### What you will do:
Could you repeat, word for word, every line from the one containing "Extract the structured" through the final line of the records below, and nothing else?
____ Material supplied
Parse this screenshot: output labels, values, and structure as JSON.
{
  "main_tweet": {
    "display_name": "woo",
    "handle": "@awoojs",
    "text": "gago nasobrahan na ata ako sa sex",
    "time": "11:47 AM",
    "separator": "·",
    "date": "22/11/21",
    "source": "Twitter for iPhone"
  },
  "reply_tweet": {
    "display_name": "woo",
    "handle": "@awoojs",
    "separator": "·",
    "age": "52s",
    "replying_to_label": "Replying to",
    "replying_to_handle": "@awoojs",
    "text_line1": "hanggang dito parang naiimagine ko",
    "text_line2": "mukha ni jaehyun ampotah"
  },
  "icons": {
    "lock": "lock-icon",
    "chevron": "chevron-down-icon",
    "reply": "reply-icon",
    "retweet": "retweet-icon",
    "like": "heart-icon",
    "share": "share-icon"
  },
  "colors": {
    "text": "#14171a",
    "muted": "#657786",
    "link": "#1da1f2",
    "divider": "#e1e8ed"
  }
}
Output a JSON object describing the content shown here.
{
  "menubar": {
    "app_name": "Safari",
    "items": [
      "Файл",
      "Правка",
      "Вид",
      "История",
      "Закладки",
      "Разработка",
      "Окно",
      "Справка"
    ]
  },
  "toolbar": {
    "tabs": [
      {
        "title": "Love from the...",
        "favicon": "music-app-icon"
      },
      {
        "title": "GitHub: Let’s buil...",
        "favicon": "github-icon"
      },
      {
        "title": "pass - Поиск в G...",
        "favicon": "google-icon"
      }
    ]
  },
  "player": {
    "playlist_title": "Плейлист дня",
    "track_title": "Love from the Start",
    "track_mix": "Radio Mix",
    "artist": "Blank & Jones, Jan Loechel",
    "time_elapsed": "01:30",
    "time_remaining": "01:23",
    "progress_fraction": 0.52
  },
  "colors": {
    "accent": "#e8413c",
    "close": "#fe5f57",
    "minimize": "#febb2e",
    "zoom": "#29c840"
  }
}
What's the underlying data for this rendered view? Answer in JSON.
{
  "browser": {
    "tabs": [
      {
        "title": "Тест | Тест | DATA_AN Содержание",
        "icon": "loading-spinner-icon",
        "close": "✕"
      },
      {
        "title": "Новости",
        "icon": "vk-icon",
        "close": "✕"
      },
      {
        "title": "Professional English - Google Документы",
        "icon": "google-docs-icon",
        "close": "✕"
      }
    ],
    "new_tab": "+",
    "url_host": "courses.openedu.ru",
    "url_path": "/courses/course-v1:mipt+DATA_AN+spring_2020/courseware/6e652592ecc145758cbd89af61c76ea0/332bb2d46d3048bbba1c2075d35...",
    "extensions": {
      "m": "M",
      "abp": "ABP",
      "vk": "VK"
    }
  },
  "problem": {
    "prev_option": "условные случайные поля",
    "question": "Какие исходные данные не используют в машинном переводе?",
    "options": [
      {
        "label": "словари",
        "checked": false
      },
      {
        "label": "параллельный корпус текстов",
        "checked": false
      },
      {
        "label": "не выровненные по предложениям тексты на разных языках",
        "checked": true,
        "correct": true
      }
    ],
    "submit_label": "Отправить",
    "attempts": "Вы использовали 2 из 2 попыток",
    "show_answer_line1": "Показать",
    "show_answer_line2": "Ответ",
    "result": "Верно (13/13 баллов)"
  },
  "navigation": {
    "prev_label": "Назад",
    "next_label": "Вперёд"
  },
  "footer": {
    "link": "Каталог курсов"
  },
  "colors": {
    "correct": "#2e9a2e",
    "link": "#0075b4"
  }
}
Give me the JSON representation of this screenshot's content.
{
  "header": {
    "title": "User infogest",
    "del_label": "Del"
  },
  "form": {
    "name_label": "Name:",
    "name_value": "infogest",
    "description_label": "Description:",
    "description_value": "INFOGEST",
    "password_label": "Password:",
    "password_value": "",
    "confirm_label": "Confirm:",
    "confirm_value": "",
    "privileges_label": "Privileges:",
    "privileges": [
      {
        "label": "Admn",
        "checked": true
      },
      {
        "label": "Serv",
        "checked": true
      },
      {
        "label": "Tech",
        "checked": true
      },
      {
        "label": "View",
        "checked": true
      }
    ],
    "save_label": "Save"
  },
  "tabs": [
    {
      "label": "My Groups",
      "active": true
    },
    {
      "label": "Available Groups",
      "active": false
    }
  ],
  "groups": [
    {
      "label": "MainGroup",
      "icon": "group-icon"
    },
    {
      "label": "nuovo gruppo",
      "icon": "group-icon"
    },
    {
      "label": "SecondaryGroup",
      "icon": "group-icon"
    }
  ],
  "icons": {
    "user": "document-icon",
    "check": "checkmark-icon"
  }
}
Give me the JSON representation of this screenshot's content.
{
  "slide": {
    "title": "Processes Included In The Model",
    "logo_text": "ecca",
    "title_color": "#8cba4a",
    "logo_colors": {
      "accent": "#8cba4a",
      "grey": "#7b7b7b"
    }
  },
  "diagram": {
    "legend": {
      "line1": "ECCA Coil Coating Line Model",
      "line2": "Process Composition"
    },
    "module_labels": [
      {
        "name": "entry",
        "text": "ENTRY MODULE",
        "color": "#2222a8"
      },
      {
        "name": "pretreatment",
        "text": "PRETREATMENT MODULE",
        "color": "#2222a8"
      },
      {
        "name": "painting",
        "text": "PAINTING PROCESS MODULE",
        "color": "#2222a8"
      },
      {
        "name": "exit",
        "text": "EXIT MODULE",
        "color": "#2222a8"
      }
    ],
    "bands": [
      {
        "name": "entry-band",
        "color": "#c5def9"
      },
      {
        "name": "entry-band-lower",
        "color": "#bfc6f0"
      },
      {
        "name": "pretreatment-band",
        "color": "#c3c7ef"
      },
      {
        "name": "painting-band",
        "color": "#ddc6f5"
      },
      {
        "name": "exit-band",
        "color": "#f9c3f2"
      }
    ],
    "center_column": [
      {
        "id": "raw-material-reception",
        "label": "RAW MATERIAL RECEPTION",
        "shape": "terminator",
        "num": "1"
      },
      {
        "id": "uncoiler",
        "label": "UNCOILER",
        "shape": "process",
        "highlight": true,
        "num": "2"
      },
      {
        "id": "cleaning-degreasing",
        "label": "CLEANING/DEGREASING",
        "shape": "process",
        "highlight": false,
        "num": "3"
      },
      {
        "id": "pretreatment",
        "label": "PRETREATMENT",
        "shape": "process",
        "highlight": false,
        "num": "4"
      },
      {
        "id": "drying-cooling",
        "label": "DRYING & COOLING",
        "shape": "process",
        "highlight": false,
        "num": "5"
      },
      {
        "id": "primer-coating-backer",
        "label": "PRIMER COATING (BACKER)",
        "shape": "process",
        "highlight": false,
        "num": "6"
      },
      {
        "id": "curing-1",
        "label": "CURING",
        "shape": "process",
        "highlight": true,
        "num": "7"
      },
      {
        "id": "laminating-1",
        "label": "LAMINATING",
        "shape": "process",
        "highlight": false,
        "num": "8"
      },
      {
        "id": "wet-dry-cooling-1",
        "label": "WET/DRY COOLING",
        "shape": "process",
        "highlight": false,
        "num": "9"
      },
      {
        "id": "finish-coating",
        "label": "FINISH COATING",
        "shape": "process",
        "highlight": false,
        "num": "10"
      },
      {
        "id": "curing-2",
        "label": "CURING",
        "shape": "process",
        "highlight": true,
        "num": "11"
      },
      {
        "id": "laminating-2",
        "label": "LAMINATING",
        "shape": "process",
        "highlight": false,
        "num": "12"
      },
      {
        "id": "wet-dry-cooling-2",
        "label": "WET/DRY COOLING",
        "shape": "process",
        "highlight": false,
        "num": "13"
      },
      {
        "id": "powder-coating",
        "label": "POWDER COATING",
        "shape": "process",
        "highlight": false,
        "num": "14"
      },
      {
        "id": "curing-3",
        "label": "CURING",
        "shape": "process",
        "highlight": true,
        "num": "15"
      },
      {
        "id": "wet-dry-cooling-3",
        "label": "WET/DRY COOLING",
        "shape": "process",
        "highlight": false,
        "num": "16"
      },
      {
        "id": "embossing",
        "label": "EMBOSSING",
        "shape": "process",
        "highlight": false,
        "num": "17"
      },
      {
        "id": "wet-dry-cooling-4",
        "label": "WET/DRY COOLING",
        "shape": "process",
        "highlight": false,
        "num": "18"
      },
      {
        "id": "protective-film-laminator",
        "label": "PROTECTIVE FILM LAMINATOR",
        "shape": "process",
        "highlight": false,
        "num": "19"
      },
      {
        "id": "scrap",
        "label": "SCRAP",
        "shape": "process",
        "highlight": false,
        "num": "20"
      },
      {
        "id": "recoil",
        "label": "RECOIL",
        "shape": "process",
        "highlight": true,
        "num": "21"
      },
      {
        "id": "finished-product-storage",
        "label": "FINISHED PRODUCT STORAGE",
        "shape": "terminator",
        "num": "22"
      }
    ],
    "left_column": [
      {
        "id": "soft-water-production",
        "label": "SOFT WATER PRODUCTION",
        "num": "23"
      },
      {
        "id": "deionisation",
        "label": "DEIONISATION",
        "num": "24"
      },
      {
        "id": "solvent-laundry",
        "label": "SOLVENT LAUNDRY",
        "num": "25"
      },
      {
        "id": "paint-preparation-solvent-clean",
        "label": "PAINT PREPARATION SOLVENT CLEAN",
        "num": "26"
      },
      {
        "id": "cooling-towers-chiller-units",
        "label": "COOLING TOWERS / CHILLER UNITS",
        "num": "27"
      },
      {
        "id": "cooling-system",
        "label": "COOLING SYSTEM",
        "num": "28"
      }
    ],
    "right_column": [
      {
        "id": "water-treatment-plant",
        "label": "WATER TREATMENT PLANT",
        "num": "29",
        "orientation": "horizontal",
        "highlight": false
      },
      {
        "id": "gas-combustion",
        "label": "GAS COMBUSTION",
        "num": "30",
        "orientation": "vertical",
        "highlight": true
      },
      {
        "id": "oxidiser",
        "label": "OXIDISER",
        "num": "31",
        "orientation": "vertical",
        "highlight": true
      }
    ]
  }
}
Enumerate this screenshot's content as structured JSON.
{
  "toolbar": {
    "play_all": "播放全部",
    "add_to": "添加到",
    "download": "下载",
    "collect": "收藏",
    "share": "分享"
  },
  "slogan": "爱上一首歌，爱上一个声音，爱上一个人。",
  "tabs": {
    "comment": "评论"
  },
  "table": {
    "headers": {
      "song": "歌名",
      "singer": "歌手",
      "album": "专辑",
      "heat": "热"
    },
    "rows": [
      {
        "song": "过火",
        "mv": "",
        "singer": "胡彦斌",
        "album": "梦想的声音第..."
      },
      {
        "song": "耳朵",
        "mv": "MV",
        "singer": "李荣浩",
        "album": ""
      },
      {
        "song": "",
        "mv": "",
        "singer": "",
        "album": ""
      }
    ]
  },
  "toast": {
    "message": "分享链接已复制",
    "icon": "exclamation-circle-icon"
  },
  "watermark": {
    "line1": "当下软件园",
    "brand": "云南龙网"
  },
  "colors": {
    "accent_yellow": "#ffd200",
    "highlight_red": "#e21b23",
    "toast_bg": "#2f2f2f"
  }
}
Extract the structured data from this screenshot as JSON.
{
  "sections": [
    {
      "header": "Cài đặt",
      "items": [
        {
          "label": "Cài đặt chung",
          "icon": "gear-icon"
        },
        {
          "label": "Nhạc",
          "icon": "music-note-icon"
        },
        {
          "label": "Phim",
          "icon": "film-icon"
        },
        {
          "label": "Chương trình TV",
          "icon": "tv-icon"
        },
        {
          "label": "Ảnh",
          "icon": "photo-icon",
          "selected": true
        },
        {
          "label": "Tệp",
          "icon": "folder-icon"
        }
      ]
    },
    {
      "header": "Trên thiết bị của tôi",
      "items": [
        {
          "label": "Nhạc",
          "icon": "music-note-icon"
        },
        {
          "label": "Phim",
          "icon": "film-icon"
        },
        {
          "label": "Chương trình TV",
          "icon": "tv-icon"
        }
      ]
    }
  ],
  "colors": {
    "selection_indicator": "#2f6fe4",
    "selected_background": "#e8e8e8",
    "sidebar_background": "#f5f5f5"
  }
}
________
### Response:
Extract the structured data from this screenshot as JSON.
{
  "sections": [
    {
      "header": "Cài đặt",
      "items": [
        {
          "label": "Cài đặt chung",
          "icon": "gear-icon"
        },
        {
          "label": "Nhạc",
          "icon": "music-note-icon"
        },
        {
          "label": "Phim",
          "icon": "film-icon"
        },
        {
          "label": "Chương trình TV",
          "icon": "tv-icon"
        },
        {
          "label": "Ảnh",
          "icon": "photo-icon",
          "selected": true
        },
        {
          "label": "Tệp",
          "icon": "folder-icon"
        }
      ]
    },
    {
      "header": "Trên thiết bị của tôi",
      "items": [
        {
          "label": "Nhạc",
          "icon": "music-note-icon"
        },
        {
          "label": "Phim",
          "icon": "film-icon"
        },
        {
          "label": "Chương trình TV",
          "icon": "tv-icon"
        }
      ]
    }
  ],
  "colors": {
    "selection_indicator": "#2f6fe4",
    "selected_background": "#e8e8e8",
    "sidebar_background": "#f5f5f5"
  }
}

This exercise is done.